* _What you need to do_
In the listing below, find each line with the string "Display" and report it.

* _Excerpted data_
◇ ◇ ◇ ◇ ◇

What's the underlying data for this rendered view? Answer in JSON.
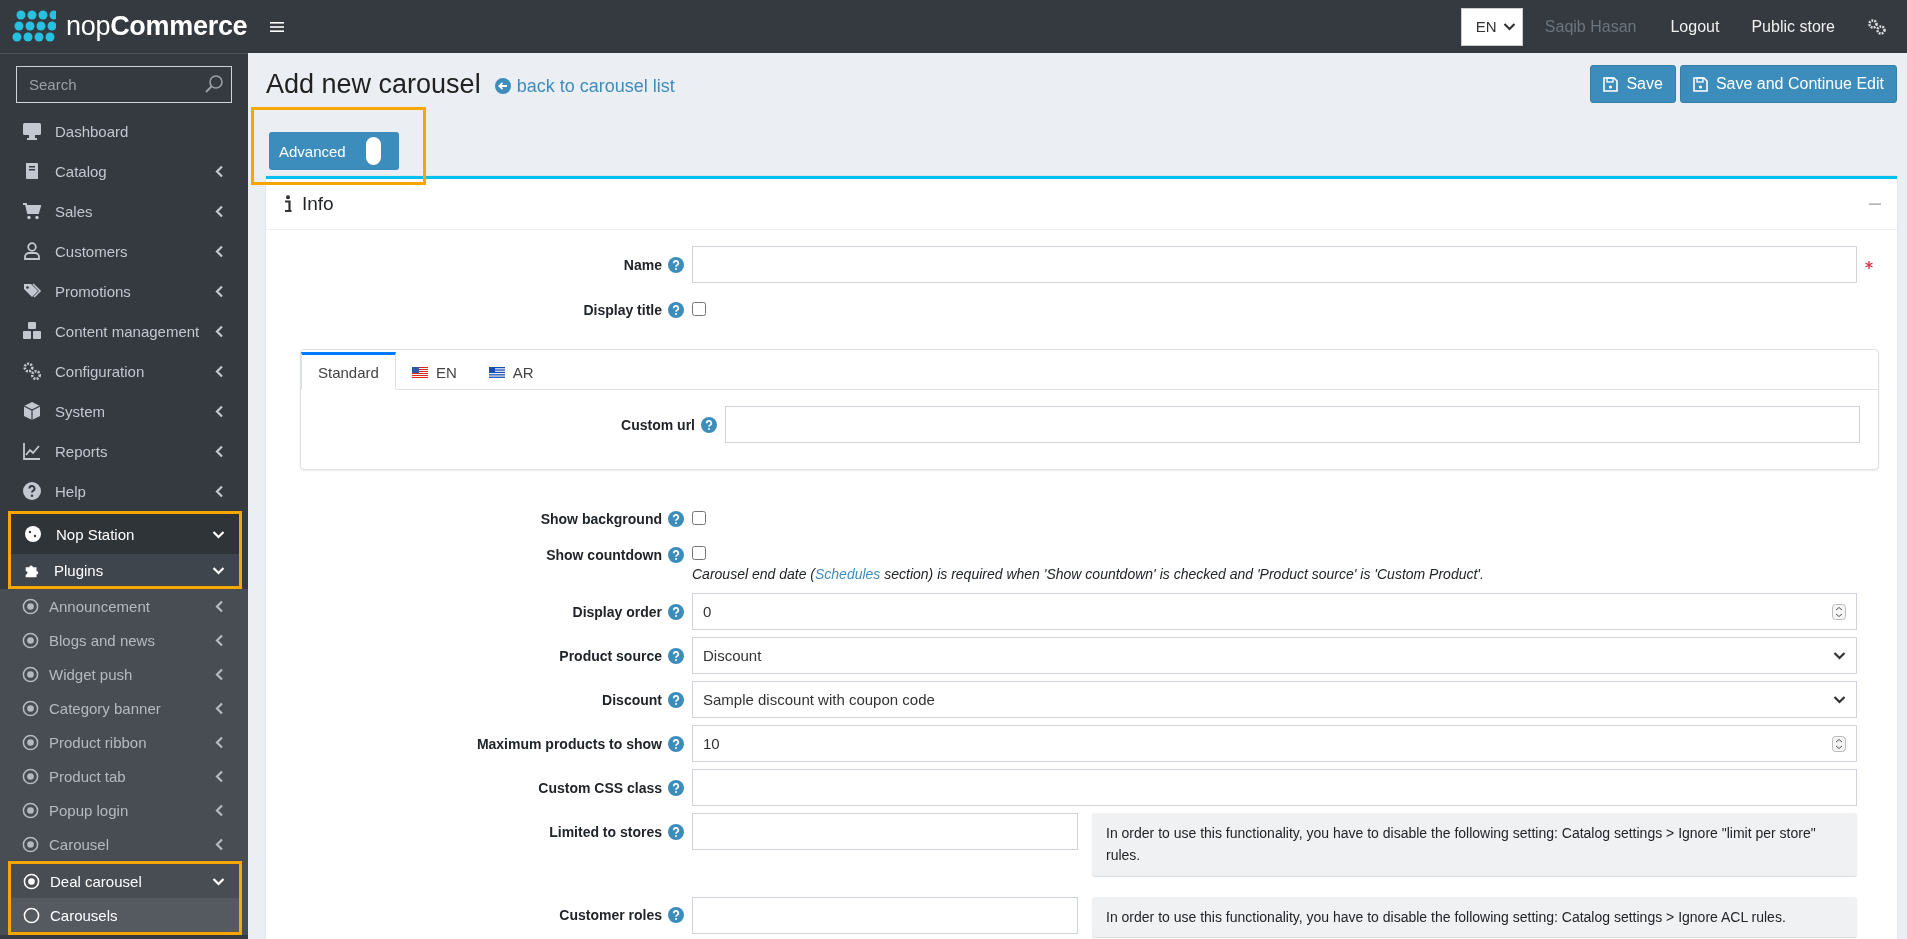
{
  "brand": {
    "name": "nop**Commerce**"
  },
  "sidebar": {
    "search_placeholder": "Search",
    "items": [
      {
        "label": "Dashboard",
        "selected": false
      },
      {
        "label": "Catalog",
        "expanded": false,
        "selected": false
      },
      {
        "label": "Sales",
        "expanded": false,
        "selected": false
      },
      {
        "label": "Customers",
        "expanded": false,
        "selected": false
      },
      {
        "label": "Promotions",
        "expanded": false,
        "selected": false
      },
      {
        "label": "Content management",
        "expanded": false,
        "selected": false
      },
      {
        "label": "Configuration",
        "expanded": false,
        "selected": false
      },
      {
        "label": "System",
        "expanded": false,
        "selected": false
      },
      {
        "label": "Reports",
        "expanded": false,
        "selected": false
      },
      {
        "label": "Help",
        "expanded": false,
        "selected": false
      },
      {
        "label": "Nop Station",
        "expanded": true,
        "selected": false,
        "highlighted": true,
        "children": [
          {
            "label": "Plugins",
            "expanded": true,
            "selected": false,
            "highlighted": true,
            "children": [
              {
                "label": "Announcement",
                "expanded": false,
                "selected": false
              },
              {
                "label": "Blogs and news",
                "expanded": false,
                "selected": false
              },
              {
                "label": "Widget push",
                "expanded": false,
                "selected": false
              },
              {
                "label": "Category banner",
                "expanded": false,
                "selected": false
              },
              {
                "label": "Product ribbon",
                "expanded": false,
                "selected": false
              },
              {
                "label": "Product tab",
                "expanded": false,
                "selected": false
              },
              {
                "label": "Popup login",
                "expanded": false,
                "selected": false
              },
              {
                "label": "Carousel",
                "expanded": false,
                "selected": false
              },
              {
                "label": "Deal carousel",
                "expanded": true,
                "selected": false,
                "highlighted": true,
                "children": [
                  {
                    "label": "Carousels",
                    "selected": true,
                    "highlighted": true
                  }
                ]
              }
            ]
          }
        ]
      }
    ]
  },
  "topbar": {
    "language": "EN",
    "user": "Saqib Hasan",
    "links": [
      "Logout",
      "Public store"
    ]
  },
  "page": {
    "title": "Add new carousel",
    "back_link": "back to carousel list",
    "buttons": [
      "Save",
      "Save and Continue Edit"
    ]
  },
  "advanced_toggle": {
    "label": "Advanced",
    "on": true,
    "highlighted": true
  },
  "card": {
    "title": "Info",
    "expanded": true,
    "fields": [
      {
        "kind": "text",
        "label": "Name",
        "required": true
      },
      {
        "kind": "checkbox",
        "label": "Display title",
        "checked": false
      },
      {
        "kind": "tabs",
        "tabs": [
          {
            "label": "Standard",
            "selected": true
          },
          {
            "label": "EN",
            "selected": false
          },
          {
            "label": "AR",
            "selected": false
          }
        ],
        "field": {
          "label": "Custom url"
        }
      },
      {
        "kind": "checkbox",
        "label": "Show background",
        "checked": false
      },
      {
        "kind": "checkbox",
        "label": "Show countdown",
        "checked": false,
        "note": {
          "before": "Carousel end date (",
          "link": "Schedules",
          "after": " section) is required when 'Show countdown' is checked and 'Product source' is 'Custom Product'."
        }
      },
      {
        "kind": "number",
        "label": "Display order",
        "value": "0"
      },
      {
        "kind": "select",
        "label": "Product source",
        "value": "Discount"
      },
      {
        "kind": "select",
        "label": "Discount",
        "value": "Sample discount with coupon code"
      },
      {
        "kind": "number",
        "label": "Maximum products to show",
        "value": "10"
      },
      {
        "kind": "text",
        "label": "Custom CSS class",
        "required": false
      },
      {
        "kind": "restricted",
        "label": "Limited to stores",
        "note": "In order to use this functionality, you have to disable the following setting: Catalog settings > Ignore \"limit per store\" rules."
      },
      {
        "kind": "restricted",
        "label": "Customer roles",
        "note": "In order to use this functionality, you have to disable the following setting: Catalog settings > Ignore ACL rules."
      }
    ]
  }
}
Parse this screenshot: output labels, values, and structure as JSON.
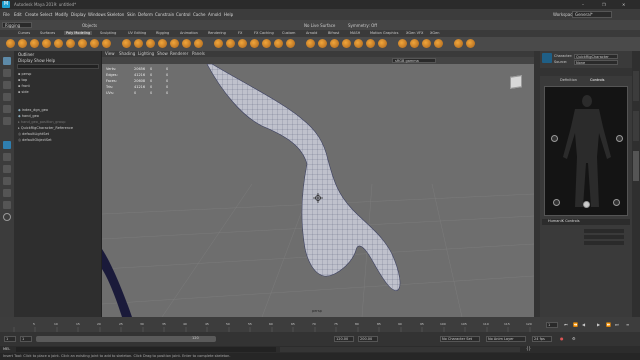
{
  "app": {
    "logo": "M",
    "title_line": "Autodesk Maya 2019: untitled*",
    "window_controls": [
      "–",
      "❐",
      "✕"
    ]
  },
  "menubar": {
    "items": [
      "File",
      "Edit",
      "Create",
      "Select",
      "Modify",
      "Display",
      "Windows",
      "Skeleton",
      "Skin",
      "Deform",
      "Constrain",
      "Control",
      "Cache",
      "Arnold",
      "Help"
    ],
    "workspace_label": "Workspace:",
    "workspace_value": "General*"
  },
  "statusline": {
    "mode": "Rigging",
    "objects_label": "Objects",
    "live_surface": "No Live Surface",
    "symmetry": "Symmetry: Off"
  },
  "shelf": {
    "tabs": [
      "Curves",
      "Surfaces",
      "Poly Modeling",
      "Sculpting",
      "UV Editing",
      "Rigging",
      "Animation",
      "Rendering",
      "FX",
      "FX Caching",
      "Custom",
      "Arnold",
      "Bifrost",
      "MASH",
      "Motion Graphics",
      "XGen VFX",
      "XGen"
    ],
    "active_tab": "Poly Modeling"
  },
  "outliner": {
    "title": "Outliner",
    "menu": [
      "Display",
      "Show",
      "Help"
    ],
    "items": [
      "persp",
      "top",
      "front",
      "side",
      "index_dgn_geo",
      "hand_geo",
      "hand_geo_position_group",
      "QuickRigCharacter_Reference",
      "defaultLightSet",
      "defaultObjectSet"
    ]
  },
  "viewport": {
    "menu": [
      "View",
      "Shading",
      "Lighting",
      "Show",
      "Renderer",
      "Panels"
    ],
    "colorspace": "sRGB gamma",
    "camera_label": "persp",
    "hud": [
      {
        "label": "Verts:",
        "a": "20656",
        "b": "0",
        "c": "0"
      },
      {
        "label": "Edges:",
        "a": "41216",
        "b": "0",
        "c": "0"
      },
      {
        "label": "Faces:",
        "a": "20608",
        "b": "0",
        "c": "0"
      },
      {
        "label": "Tris:",
        "a": "41216",
        "b": "0",
        "c": "0"
      },
      {
        "label": "UVs:",
        "a": "0",
        "b": "0",
        "c": "0"
      }
    ]
  },
  "hik": {
    "character_label": "Character:",
    "character_value": "QuickRigCharacter",
    "source_label": "Source:",
    "source_value": "None",
    "tabs": [
      "Definition",
      "Controls"
    ],
    "section": "HumanIK Controls"
  },
  "timeslider": {
    "ticks": [
      "5",
      "10",
      "15",
      "20",
      "25",
      "30",
      "35",
      "40",
      "45",
      "50",
      "55",
      "60",
      "65",
      "70",
      "75",
      "80",
      "85",
      "90",
      "95",
      "100",
      "105",
      "110",
      "115",
      "120"
    ],
    "current_frame": "1"
  },
  "rangeslider": {
    "start": "1",
    "range_start": "1",
    "range_end": "120",
    "end_a": "120.00",
    "end_b": "200.00",
    "character_set": "No Character Set",
    "anim_layer": "No Anim Layer",
    "fps": "24 fps"
  },
  "cmdline": {
    "lang": "MEL"
  },
  "helpline": {
    "text": "Insert Tool: Click to place a joint. Click an existing joint to add to skeleton. Click Drag to position joint. Enter to complete skeleton."
  },
  "colors": {
    "accent": "#00a0e0",
    "shelf_orange": "#f0a63c",
    "viewport_bg": "#6e6e6e"
  }
}
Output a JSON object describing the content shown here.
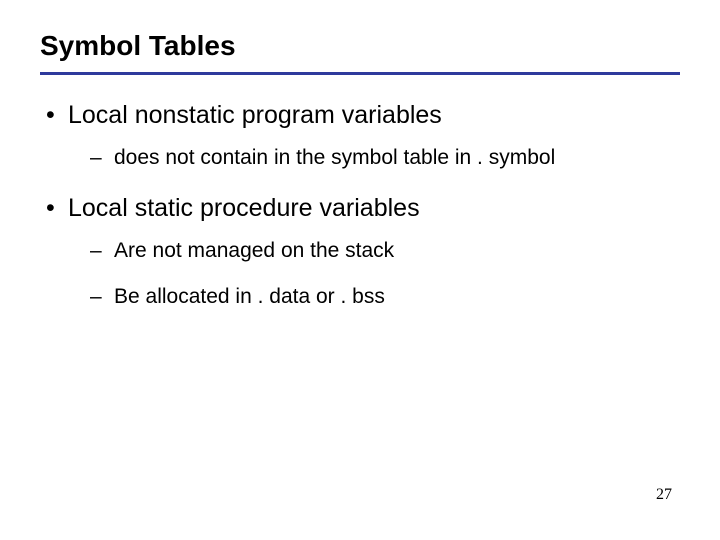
{
  "slide": {
    "title": "Symbol Tables",
    "bullets": [
      {
        "text": "Local nonstatic program variables",
        "sub": [
          "does not contain in the symbol table in . symbol"
        ]
      },
      {
        "text": "Local static procedure variables",
        "sub": [
          "Are not managed on the stack",
          "Be allocated in . data or . bss"
        ]
      }
    ],
    "page_number": "27"
  }
}
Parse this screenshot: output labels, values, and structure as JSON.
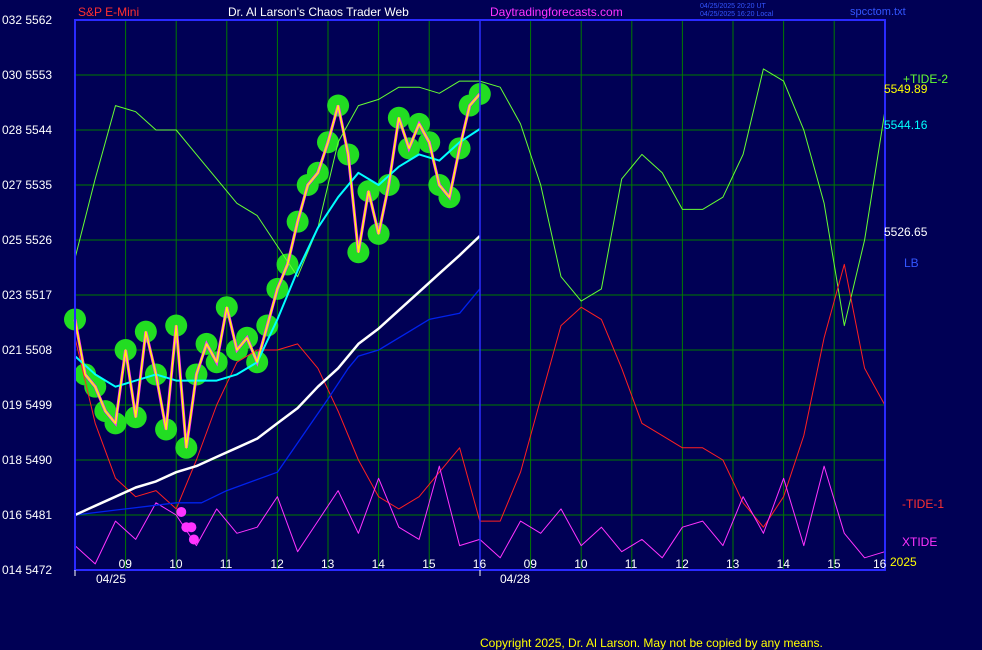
{
  "header": {
    "instrument": "S&P E-Mini",
    "site_title": "Dr. Al Larson's Chaos Trader Web",
    "site_url": "Daytradingforecasts.com",
    "timestamp_ut": "04/25/2025 20:20 UT",
    "timestamp_local": "04/25/2025 16:20 Local",
    "filename": "spcctom.txt"
  },
  "footer": {
    "copyright": "Copyright 2025, Dr. Al Larson. May not be copied by any means."
  },
  "colors": {
    "background": "#000055",
    "frame": "#2a2aff",
    "grid": "#007a00",
    "price": "#ffff00",
    "fast_ma": "#00ffff",
    "slow_ma": "#ffffff",
    "glow": "#22dd22",
    "tide_plus": "#66ff33",
    "tide_minus": "#ff2020",
    "xtide": "#ff33ff",
    "lb": "#0022ee"
  },
  "chart_data": {
    "type": "line",
    "title": "S&P E-Mini",
    "y_ticks_price": [
      "5562",
      "5553",
      "5544",
      "5535",
      "5526",
      "5517",
      "5508",
      "5499",
      "5490",
      "5481",
      "5472"
    ],
    "y_ticks_code": [
      "032",
      "030",
      "028",
      "027",
      "025",
      "023",
      "021",
      "019",
      "018",
      "016",
      "014"
    ],
    "ylim": [
      5472,
      5562
    ],
    "x_ticks_day1": [
      "09",
      "10",
      "11",
      "12",
      "13",
      "14",
      "15",
      "16"
    ],
    "x_ticks_day2": [
      "09",
      "10",
      "11",
      "12",
      "13",
      "14",
      "15",
      "16"
    ],
    "x_dates": [
      "04/25",
      "04/28"
    ],
    "year": "2025",
    "right_labels": {
      "tide_plus": "+TIDE-2",
      "price_last": "5549.89",
      "fast_ma_last": "5544.16",
      "slow_ma_last": "5526.65",
      "lb": "LB",
      "tide_minus": "-TIDE-1",
      "xtide": "XTIDE"
    },
    "series": [
      {
        "name": "price",
        "hours": [
          8.0,
          8.2,
          8.4,
          8.6,
          8.8,
          9.0,
          9.2,
          9.4,
          9.6,
          9.8,
          10.0,
          10.2,
          10.4,
          10.6,
          10.8,
          11.0,
          11.2,
          11.4,
          11.6,
          11.8,
          12.0,
          12.2,
          12.4,
          12.6,
          12.8,
          13.0,
          13.2,
          13.4,
          13.6,
          13.8,
          14.0,
          14.2,
          14.4,
          14.6,
          14.8,
          15.0,
          15.2,
          15.4,
          15.6,
          15.8,
          16.0
        ],
        "values": [
          5513,
          5504,
          5502,
          5498,
          5496,
          5508,
          5497,
          5511,
          5504,
          5495,
          5512,
          5492,
          5504,
          5509,
          5506,
          5515,
          5508,
          5510,
          5506,
          5512,
          5518,
          5522,
          5529,
          5535,
          5537,
          5542,
          5548,
          5540,
          5524,
          5534,
          5527,
          5535,
          5546,
          5541,
          5545,
          5542,
          5535,
          5533,
          5541,
          5548,
          5549.89
        ]
      },
      {
        "name": "fast_ma",
        "hours": [
          8.0,
          8.4,
          8.8,
          9.2,
          9.6,
          10.0,
          10.4,
          10.8,
          11.2,
          11.6,
          12.0,
          12.4,
          12.8,
          13.2,
          13.6,
          14.0,
          14.4,
          14.8,
          15.2,
          15.6,
          16.0
        ],
        "values": [
          5507,
          5504,
          5502,
          5503,
          5504,
          5503,
          5503,
          5503,
          5504,
          5506,
          5513,
          5521,
          5528,
          5533,
          5537,
          5535,
          5538,
          5540,
          5539,
          5542,
          5544.16
        ]
      },
      {
        "name": "slow_ma",
        "hours": [
          8.0,
          8.4,
          8.8,
          9.2,
          9.6,
          10.0,
          10.4,
          10.8,
          11.2,
          11.6,
          12.0,
          12.4,
          12.8,
          13.2,
          13.6,
          14.0,
          14.4,
          14.8,
          15.2,
          15.6,
          16.0
        ],
        "values": [
          5481,
          5482.5,
          5484,
          5485.5,
          5486.5,
          5488,
          5489,
          5490.5,
          5492,
          5493.5,
          5496,
          5498.5,
          5502,
          5505,
          5509,
          5511.5,
          5514.5,
          5517.5,
          5520.5,
          5523.5,
          5526.65
        ]
      },
      {
        "name": "lb",
        "hours": [
          8.0,
          9.0,
          10.0,
          10.5,
          11.0,
          12.0,
          13.0,
          13.4,
          13.6,
          14.0,
          14.6,
          15.0,
          15.6,
          16.0
        ],
        "values": [
          5481,
          5482,
          5483,
          5483,
          5485,
          5488,
          5500,
          5505,
          5507,
          5508,
          5511,
          5513,
          5514,
          5518
        ]
      },
      {
        "name": "tide_plus",
        "hours": [
          8.0,
          8.4,
          8.8,
          9.2,
          9.6,
          10.0,
          10.4,
          10.8,
          11.2,
          11.6,
          12.0,
          12.4,
          12.8,
          13.2,
          13.6,
          14.0,
          14.4,
          14.8,
          15.2,
          15.6,
          16.0,
          16.4,
          16.8,
          17.2,
          17.6,
          18.0,
          18.4,
          18.8,
          19.2,
          19.6,
          20.0,
          20.4,
          20.8,
          21.2,
          21.6,
          22.0,
          22.4,
          22.8,
          23.2,
          23.6,
          24.0
        ],
        "values": [
          5523,
          5536,
          5548,
          5547,
          5544,
          5544,
          5540,
          5536,
          5532,
          5530,
          5525,
          5520,
          5528,
          5542,
          5548,
          5549,
          5551,
          5551,
          5550,
          5552,
          5552,
          5551,
          5545,
          5535,
          5520,
          5516,
          5518,
          5536,
          5540,
          5537,
          5531,
          5531,
          5533,
          5540,
          5554,
          5552,
          5544,
          5532,
          5512,
          5526,
          5547
        ]
      },
      {
        "name": "tide_minus",
        "hours": [
          8.0,
          8.4,
          8.8,
          9.2,
          9.6,
          10.0,
          10.4,
          10.8,
          11.2,
          11.6,
          12.0,
          12.4,
          12.8,
          13.2,
          13.6,
          14.0,
          14.4,
          14.8,
          15.2,
          15.6,
          16.0,
          16.4,
          16.8,
          17.2,
          17.6,
          18.0,
          18.4,
          18.8,
          19.2,
          19.6,
          20.0,
          20.4,
          20.8,
          21.2,
          21.6,
          22.0,
          22.4,
          22.8,
          23.2,
          23.6,
          24.0
        ],
        "values": [
          5510,
          5496,
          5487,
          5484,
          5485,
          5482,
          5490,
          5499,
          5506,
          5508,
          5508,
          5509,
          5505,
          5498,
          5490,
          5484,
          5482,
          5484,
          5488,
          5492,
          5480,
          5480,
          5488,
          5500,
          5512,
          5515,
          5513,
          5505,
          5496,
          5494,
          5492,
          5492,
          5490,
          5483,
          5479,
          5484,
          5494,
          5510,
          5522,
          5505,
          5499
        ]
      },
      {
        "name": "xtide",
        "hours": [
          8.0,
          8.4,
          8.8,
          9.2,
          9.6,
          10.0,
          10.4,
          10.8,
          11.2,
          11.6,
          12.0,
          12.4,
          12.8,
          13.2,
          13.6,
          14.0,
          14.4,
          14.8,
          15.2,
          15.6,
          16.0,
          16.4,
          16.8,
          17.2,
          17.6,
          18.0,
          18.4,
          18.8,
          19.2,
          19.6,
          20.0,
          20.4,
          20.8,
          21.2,
          21.6,
          22.0,
          22.4,
          22.8,
          23.2,
          23.6,
          24.0
        ],
        "values": [
          5476,
          5473,
          5480,
          5477,
          5483,
          5481,
          5476,
          5482,
          5478,
          5479,
          5484,
          5475,
          5480,
          5485,
          5478,
          5487,
          5479,
          5477,
          5489,
          5476,
          5477,
          5474,
          5480,
          5478,
          5482,
          5476,
          5479,
          5475,
          5477,
          5474,
          5479,
          5480,
          5476,
          5484,
          5478,
          5487,
          5476,
          5489,
          5478,
          5474,
          5475
        ]
      }
    ]
  }
}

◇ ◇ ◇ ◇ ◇

* _Solution to this exercise_
        "label": "Display title",
        "label": "Display order",
      "Display",
      "Display",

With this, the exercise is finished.